__Stored data__:
##############################

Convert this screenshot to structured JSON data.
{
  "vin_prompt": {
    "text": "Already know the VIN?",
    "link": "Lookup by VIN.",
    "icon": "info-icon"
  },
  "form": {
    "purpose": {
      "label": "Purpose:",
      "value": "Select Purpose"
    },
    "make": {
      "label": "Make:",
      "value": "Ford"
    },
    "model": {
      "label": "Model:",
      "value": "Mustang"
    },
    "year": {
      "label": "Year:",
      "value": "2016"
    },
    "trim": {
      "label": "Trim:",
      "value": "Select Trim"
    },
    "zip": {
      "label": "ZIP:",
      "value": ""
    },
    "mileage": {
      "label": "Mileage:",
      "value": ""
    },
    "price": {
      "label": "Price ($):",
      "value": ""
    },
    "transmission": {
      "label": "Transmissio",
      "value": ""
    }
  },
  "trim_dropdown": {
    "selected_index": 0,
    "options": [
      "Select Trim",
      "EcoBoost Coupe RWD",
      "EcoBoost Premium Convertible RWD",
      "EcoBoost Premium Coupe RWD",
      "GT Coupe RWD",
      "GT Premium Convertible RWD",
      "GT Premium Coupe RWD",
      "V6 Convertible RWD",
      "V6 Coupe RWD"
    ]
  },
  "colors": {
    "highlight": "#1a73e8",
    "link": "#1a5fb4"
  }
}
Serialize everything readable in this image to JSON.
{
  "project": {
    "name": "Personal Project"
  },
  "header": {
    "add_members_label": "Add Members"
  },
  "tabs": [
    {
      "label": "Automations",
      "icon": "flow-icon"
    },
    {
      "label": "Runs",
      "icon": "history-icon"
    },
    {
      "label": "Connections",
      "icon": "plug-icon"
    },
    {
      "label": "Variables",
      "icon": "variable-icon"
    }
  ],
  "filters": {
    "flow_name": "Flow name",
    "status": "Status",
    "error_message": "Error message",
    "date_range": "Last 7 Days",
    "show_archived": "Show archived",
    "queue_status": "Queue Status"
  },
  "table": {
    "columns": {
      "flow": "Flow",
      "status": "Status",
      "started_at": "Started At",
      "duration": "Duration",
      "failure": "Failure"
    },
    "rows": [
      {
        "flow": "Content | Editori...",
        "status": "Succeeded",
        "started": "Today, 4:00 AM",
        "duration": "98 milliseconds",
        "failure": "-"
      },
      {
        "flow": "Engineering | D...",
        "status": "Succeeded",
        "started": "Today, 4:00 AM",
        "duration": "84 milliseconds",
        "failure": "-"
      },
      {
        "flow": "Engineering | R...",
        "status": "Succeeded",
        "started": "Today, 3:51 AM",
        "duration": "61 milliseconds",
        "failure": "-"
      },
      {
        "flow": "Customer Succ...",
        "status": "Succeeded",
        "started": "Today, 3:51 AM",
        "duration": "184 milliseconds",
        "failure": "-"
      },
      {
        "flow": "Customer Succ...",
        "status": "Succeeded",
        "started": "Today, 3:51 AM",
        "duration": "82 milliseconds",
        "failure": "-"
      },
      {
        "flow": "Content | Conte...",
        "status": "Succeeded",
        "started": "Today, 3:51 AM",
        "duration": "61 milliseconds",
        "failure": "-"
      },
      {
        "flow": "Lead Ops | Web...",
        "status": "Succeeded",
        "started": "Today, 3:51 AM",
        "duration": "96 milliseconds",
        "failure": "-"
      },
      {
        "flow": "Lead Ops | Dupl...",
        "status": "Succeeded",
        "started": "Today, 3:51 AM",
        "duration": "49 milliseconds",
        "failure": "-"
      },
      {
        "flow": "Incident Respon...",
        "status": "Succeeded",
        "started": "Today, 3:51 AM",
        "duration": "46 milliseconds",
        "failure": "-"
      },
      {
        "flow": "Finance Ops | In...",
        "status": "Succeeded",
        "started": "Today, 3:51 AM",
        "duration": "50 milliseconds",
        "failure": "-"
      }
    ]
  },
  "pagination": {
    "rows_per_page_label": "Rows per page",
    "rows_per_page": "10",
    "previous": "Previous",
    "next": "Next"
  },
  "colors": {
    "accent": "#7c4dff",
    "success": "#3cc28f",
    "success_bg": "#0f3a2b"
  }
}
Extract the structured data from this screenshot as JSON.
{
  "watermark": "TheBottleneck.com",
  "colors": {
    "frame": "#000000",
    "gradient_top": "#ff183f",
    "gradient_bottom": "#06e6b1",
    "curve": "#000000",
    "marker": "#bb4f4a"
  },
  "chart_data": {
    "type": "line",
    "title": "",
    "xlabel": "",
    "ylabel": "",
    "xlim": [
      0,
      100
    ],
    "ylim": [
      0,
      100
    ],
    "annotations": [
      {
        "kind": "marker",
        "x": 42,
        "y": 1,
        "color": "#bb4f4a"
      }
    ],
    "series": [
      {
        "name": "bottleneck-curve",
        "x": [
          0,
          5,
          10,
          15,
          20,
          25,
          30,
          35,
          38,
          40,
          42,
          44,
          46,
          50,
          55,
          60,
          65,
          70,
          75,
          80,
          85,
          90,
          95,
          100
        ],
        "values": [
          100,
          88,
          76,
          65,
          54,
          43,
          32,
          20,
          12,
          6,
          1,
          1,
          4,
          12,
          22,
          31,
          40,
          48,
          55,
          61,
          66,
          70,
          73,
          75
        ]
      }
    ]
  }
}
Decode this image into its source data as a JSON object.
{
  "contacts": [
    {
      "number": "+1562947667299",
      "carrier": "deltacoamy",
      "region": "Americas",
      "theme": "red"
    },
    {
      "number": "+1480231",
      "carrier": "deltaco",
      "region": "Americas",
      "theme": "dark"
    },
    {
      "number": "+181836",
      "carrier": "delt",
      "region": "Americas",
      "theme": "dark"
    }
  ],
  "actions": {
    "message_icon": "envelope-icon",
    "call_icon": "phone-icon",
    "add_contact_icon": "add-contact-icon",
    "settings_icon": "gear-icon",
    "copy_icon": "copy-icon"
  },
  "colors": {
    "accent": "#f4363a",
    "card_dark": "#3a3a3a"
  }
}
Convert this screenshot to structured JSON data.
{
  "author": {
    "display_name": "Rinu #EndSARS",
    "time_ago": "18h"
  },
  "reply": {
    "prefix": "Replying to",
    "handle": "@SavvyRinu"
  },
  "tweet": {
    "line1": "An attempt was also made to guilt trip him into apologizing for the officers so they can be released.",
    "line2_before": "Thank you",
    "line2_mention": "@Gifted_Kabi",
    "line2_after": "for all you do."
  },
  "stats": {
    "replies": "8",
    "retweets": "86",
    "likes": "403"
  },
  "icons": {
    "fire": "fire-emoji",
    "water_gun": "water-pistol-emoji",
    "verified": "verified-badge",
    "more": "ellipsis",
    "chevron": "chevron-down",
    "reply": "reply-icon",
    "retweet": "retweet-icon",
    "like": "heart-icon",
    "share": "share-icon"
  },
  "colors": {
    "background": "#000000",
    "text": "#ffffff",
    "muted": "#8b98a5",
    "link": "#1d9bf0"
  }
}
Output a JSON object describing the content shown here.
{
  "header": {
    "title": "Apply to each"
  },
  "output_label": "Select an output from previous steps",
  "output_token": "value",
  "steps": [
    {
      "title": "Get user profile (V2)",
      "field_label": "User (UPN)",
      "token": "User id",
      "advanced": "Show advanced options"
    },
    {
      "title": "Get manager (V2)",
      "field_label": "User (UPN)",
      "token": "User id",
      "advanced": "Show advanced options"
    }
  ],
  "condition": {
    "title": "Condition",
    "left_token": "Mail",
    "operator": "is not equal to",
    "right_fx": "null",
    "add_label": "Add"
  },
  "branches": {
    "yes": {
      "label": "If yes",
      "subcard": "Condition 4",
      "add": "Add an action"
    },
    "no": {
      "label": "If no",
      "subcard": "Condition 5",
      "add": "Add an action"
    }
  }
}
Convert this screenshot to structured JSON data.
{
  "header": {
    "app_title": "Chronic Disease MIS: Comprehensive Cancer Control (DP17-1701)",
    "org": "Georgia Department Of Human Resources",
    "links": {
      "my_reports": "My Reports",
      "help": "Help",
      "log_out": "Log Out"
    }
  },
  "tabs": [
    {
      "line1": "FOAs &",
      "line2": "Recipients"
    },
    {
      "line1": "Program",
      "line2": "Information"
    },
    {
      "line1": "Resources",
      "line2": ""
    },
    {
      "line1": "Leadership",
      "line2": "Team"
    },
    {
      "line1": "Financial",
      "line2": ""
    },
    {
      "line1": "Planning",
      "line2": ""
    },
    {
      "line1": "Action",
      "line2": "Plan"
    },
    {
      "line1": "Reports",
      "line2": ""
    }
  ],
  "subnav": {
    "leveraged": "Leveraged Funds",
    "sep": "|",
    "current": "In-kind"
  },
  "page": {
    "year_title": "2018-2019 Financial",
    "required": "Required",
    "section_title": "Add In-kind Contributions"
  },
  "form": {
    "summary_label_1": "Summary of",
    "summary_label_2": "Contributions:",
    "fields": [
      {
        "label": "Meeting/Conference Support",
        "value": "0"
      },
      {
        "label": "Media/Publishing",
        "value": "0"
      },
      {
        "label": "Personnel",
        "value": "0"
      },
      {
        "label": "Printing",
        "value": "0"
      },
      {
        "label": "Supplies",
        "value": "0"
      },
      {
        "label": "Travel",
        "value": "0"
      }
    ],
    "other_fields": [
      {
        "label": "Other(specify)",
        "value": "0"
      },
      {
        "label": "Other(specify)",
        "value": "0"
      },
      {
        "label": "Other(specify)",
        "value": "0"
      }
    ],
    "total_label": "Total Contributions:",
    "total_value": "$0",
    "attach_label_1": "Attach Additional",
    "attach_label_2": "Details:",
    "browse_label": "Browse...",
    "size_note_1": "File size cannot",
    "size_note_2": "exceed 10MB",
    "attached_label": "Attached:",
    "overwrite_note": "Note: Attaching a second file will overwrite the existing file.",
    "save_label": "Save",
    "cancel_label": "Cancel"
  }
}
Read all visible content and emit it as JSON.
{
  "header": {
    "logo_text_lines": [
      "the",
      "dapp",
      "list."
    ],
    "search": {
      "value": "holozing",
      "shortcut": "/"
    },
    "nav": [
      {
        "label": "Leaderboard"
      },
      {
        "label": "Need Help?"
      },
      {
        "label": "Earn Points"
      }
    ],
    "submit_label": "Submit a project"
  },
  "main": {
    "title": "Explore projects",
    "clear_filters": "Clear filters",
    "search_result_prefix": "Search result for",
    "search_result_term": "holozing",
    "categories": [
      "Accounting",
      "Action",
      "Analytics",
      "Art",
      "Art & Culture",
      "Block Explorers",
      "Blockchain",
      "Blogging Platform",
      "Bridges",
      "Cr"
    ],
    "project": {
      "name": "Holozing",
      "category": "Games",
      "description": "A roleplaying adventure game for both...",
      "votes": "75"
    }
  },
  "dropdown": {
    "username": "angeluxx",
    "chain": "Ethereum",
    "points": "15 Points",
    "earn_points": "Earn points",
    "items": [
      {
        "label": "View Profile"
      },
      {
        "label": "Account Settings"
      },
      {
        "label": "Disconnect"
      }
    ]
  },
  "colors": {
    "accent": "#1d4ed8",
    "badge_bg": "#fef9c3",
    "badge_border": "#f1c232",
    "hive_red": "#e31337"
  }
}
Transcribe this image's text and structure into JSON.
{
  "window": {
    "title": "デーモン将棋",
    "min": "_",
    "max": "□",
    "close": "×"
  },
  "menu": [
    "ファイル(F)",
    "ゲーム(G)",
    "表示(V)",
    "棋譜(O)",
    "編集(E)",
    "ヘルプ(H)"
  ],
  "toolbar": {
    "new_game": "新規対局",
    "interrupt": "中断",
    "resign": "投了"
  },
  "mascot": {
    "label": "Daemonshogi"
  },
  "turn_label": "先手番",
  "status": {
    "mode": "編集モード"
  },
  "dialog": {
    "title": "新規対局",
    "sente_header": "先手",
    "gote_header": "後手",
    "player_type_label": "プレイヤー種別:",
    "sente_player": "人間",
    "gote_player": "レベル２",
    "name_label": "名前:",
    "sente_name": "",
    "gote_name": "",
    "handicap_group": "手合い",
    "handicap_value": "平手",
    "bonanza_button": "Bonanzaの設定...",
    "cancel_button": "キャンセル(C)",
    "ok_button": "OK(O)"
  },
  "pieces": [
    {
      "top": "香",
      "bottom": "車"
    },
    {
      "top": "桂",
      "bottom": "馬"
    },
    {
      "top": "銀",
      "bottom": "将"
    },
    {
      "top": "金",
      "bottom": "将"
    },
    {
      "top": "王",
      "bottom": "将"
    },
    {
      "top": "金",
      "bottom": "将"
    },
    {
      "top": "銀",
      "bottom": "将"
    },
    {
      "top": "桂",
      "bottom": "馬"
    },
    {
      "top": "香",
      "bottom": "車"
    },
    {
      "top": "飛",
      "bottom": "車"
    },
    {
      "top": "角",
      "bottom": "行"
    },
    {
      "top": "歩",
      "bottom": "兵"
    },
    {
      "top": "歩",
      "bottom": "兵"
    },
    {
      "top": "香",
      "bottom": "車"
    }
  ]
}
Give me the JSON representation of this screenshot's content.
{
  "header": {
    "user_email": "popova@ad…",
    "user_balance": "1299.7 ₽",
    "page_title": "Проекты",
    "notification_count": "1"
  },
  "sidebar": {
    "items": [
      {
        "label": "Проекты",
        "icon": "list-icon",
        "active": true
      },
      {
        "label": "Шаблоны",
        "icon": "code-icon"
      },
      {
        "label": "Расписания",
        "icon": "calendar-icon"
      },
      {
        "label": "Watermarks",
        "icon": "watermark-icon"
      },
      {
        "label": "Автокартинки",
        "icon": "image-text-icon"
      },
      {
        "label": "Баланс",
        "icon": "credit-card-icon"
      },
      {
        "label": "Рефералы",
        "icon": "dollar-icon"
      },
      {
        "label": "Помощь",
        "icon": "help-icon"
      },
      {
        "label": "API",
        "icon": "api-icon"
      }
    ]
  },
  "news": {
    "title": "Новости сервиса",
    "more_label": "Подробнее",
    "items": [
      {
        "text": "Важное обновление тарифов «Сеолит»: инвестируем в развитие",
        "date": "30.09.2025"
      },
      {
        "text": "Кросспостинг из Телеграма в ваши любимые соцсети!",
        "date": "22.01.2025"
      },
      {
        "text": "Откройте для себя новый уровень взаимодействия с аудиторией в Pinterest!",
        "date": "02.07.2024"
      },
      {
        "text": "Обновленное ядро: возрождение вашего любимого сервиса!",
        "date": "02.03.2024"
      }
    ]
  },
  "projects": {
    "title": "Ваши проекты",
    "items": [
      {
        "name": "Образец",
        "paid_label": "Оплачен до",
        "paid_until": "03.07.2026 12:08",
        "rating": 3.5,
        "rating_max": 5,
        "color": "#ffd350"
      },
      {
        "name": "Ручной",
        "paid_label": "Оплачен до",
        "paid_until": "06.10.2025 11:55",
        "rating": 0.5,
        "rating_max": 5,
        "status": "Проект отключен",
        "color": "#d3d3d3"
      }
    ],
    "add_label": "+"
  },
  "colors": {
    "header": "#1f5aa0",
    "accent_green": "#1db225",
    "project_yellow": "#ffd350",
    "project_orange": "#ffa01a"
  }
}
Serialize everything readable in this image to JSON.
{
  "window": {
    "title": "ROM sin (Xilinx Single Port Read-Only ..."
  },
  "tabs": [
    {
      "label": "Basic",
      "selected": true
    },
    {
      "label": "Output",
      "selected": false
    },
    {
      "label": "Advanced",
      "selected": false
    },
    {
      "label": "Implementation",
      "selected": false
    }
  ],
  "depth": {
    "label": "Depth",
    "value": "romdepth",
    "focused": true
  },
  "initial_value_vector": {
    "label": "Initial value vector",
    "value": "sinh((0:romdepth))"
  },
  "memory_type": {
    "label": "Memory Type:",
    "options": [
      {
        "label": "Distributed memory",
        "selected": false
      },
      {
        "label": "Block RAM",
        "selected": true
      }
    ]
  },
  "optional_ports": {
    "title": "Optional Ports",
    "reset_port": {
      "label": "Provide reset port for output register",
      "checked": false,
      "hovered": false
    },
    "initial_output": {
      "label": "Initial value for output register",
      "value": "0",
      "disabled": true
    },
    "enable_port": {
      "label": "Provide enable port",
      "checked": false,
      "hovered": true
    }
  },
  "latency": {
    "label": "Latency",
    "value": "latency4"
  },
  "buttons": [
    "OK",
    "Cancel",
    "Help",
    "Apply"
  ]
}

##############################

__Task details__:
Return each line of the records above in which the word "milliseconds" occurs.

__Answer__:
        "duration": "98 milliseconds",
        "duration": "84 milliseconds",
        "duration": "61 milliseconds",
        "duration": "184 milliseconds",
        "duration": "82 milliseconds",
        "duration": "61 milliseconds",
        "duration": "96 milliseconds",
        "duration": "49 milliseconds",
        "duration": "46 milliseconds",
        "duration": "50 milliseconds",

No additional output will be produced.